You may not be able to use danaparoid, or you may require a dosage adjustment or special monitoring during therapy if you have any of the conditions listed above.Danaparoid (Normiflo) is in the FDA pregnancy category B. This means that it is not likely to harm an unborn baby. Do not use danaparoid without first talking to your doctor if you are pregnant. It is not known whether danaparoid passes into breast milk. Do not use this medication without first talking to your doctor if you are breast-feeding a baby.
Use danaparoid exactly as directed by your doctor. If you do not understand these directions, ask your doctor, nurse, or pharmacist to explain them to you.
Danaparoid must be used as a subcutaneous (under the skin) injection.Do not inject this medication intramuscularly (into a muscle) or intravenously (into a vein).
Your doctor or nurse will give you detailed instructions on how to inject danaparoid. It should be injected into the fat of the stomach. Follow your doctor's instructions.
Sit or lie down before receiving an injection. Lift a fold of skin and insert the needle completely into the fold at a 45 to 90 degree angle. Continue to pinch the skin until the injection is complete. To lessen bruising, do not rub the area after injecting the medication.
Do not use any medication that is discolored or that has particles in it.Do not stop using this medication without first talking to your doctor. Store danaparoid at room temperature away from moisture and heat.
Use the missed dose as soon as you remember. However, if it is almost time for your next dose, skip the dose you missed and use only your next regularly scheduled dose. Do not use a double dose of this medication.
Notify your doctor if you miss a dose of danaparoid.
Symptoms of an overdose include unusual bleeding from wounds or injection sites; nosebleeds; black, bloody, or tarry stools; blood in the urine; and easy bruising or bleeding.
an allergic reaction (difficulty breathing; closing of your throat; swelling of your lips, tongue, or face; or hives);
any prolonged or unexplained bleeding;
pain, warmth, or redness in an arm or leg, or difficulty breathing, which could indicate a blood clot; or
ulceration at the injection site.
Other less serious side effects may be more likely to occur.
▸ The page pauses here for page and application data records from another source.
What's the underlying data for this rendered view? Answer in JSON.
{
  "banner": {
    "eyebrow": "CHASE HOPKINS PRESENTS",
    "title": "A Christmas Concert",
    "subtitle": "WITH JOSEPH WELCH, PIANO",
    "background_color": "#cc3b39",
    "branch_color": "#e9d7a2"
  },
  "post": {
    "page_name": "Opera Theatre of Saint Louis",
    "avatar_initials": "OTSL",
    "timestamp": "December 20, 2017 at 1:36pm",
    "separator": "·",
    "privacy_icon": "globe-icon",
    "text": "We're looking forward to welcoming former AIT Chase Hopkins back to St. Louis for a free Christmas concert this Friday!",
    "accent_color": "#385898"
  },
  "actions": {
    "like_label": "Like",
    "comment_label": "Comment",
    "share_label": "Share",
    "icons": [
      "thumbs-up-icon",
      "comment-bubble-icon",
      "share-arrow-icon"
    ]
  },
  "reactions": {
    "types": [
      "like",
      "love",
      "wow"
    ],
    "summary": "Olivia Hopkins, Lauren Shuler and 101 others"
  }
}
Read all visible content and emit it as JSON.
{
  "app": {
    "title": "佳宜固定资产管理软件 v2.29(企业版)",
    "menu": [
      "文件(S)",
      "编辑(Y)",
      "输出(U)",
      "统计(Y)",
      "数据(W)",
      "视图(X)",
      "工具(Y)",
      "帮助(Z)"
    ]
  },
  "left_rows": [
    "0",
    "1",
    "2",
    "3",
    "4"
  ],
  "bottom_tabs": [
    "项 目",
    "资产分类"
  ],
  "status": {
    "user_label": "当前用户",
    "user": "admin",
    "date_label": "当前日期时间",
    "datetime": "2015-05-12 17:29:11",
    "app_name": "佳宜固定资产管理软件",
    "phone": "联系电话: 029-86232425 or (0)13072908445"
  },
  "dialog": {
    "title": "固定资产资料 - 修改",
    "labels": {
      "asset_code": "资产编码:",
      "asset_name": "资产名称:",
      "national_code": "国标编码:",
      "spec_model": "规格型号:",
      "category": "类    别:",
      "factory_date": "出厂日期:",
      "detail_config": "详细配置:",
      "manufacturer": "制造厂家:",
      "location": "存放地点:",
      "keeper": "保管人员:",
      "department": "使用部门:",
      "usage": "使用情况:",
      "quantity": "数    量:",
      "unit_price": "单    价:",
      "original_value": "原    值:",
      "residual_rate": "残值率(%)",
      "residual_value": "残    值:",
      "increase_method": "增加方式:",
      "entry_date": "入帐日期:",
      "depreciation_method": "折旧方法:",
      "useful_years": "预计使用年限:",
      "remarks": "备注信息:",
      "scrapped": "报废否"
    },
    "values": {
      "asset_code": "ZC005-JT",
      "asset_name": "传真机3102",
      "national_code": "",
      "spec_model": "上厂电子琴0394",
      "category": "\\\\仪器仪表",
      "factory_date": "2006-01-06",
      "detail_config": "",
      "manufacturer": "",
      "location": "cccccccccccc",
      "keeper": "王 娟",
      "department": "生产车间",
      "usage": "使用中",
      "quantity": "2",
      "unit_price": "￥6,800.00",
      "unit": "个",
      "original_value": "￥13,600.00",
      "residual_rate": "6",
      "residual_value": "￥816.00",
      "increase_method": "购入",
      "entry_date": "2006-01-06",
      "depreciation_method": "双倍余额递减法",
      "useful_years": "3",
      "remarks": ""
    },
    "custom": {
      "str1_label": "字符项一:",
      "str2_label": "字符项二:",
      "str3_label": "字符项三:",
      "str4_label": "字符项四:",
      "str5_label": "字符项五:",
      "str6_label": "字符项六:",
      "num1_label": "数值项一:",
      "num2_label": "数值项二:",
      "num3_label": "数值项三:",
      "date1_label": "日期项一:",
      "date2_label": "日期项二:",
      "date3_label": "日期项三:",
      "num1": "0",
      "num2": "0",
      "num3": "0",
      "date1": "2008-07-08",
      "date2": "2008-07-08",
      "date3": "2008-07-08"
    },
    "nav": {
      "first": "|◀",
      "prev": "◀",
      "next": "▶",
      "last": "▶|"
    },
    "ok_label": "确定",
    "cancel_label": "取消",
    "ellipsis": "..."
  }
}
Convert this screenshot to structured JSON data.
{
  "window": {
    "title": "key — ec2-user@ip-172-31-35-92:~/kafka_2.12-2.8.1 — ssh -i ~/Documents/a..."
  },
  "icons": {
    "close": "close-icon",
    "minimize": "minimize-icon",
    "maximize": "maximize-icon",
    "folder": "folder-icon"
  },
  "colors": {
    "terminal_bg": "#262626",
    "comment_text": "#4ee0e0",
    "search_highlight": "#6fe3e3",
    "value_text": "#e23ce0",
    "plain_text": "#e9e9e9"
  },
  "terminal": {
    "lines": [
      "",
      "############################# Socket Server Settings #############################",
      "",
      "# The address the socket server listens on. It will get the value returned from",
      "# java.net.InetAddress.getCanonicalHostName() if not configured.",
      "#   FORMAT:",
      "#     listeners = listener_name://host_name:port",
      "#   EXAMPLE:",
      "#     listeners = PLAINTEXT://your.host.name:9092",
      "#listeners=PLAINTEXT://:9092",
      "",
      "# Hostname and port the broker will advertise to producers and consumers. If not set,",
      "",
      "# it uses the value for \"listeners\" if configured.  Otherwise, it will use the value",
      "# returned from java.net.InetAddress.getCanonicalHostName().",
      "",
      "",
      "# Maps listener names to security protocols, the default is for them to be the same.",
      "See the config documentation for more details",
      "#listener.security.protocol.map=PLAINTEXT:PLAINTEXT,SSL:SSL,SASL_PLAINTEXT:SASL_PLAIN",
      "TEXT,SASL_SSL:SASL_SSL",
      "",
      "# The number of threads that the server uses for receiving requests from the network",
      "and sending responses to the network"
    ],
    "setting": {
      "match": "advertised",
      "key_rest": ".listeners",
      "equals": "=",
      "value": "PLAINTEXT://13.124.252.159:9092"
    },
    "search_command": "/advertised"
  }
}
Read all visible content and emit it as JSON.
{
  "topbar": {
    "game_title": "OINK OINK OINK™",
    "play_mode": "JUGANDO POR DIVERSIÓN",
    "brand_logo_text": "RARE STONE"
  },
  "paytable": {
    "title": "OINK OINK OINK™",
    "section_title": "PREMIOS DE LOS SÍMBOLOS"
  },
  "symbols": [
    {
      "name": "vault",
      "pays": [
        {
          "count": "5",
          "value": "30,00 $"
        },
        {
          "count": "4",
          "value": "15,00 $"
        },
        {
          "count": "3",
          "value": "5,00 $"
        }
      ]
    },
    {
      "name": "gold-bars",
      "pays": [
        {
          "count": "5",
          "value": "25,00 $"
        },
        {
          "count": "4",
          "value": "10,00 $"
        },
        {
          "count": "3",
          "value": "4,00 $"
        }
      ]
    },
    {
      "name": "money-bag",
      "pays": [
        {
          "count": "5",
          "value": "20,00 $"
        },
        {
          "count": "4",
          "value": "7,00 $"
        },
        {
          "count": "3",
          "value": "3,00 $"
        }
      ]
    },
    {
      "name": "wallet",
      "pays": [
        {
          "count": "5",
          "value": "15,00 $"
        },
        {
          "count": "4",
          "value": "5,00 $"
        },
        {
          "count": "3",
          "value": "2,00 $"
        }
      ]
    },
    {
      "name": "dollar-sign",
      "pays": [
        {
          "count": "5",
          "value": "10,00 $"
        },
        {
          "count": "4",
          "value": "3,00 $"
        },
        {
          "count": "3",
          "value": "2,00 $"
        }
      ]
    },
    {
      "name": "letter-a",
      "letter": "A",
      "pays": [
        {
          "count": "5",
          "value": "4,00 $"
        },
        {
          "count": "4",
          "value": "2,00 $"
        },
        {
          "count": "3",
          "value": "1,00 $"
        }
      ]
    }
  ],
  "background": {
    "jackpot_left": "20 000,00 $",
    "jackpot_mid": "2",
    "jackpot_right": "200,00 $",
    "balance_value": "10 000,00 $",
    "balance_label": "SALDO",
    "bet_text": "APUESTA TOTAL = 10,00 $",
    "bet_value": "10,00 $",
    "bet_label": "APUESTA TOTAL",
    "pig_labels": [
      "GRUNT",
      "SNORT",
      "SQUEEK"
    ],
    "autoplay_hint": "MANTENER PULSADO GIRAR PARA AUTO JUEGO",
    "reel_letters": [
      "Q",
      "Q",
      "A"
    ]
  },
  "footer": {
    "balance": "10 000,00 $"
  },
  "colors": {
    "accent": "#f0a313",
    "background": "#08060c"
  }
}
Continue to use danaparoid and notify your doctor if you experience
mild pain, redness, or warmth at the injection site;
rash or itching;
nausea or vomiting;
swelling or water retention;
Side effects other than those listed here may also occur. Talk to your doctor about any side effect that seems unusual or that is especially bothersome.
Usual Adult Dose for Deep Vein Thrombosis -- Prophylaxis:
Hip arthroplasty: 750 anti-Xa units subcutaneously twice daily beginning 1 to 4 hours preoperatively and continuing no sooner than 2 hours postoperatively for a total of 7 to 14 days.
There is a risk of bleeding in the spinal or epidural space, possibly resulting in paralysis, when danaparoid is used along with spinal or epidural anesthesia or spinal puncture. This risk may be increased by the use of indwelling epidural catheters or by the concomitant use of drugs that affect blood clotting.Do not take danaparoid with any of the following medicines without first talking to your doctor:
ibuprofen (Motrin, Advil, Nuprin, and others), ketoprofen (Orudis KT, Orudis, Oruvail), naproxen (Aleve, Naprosyn, Anaprox, and others), indomethacin (Indocin), diclofenac (Cataflam, Voltaren), etodolac (Lodine), fenoprofen (Nalfon), flurbiprofen (Ansaid), ketorolac (Toradol), nabumetone (Relafen), oxaprozin (Daypro), piroxicam (Feldene), sulindac (Clinoril), tolmetin (Tolectin), or any other nonsteroidal anti-inflammatory medication;
aspirin and dipyridamole (Aggrenox);
ticlopidine (Ticlid) or clopidogrel (Plavix); or
The drugs listed above may increase the effects of danaparoid, which could become dangerous. You may not be able to take danaparoid, or you may require a dosage adjustment or special monitoring during your treatment if you are taking any of the medicines listed above.
Drugs other than those listed here may also interact with danaparoid. Talk to your doctor and pharmacist before using any prescription or over-the-counter medicines.
Danaparoid is available with a prescription under the brand name Orgaran. Other brand or generic formulations may also be available. Ask your pharmacist any questions you have about this medication, especially if it is new to you.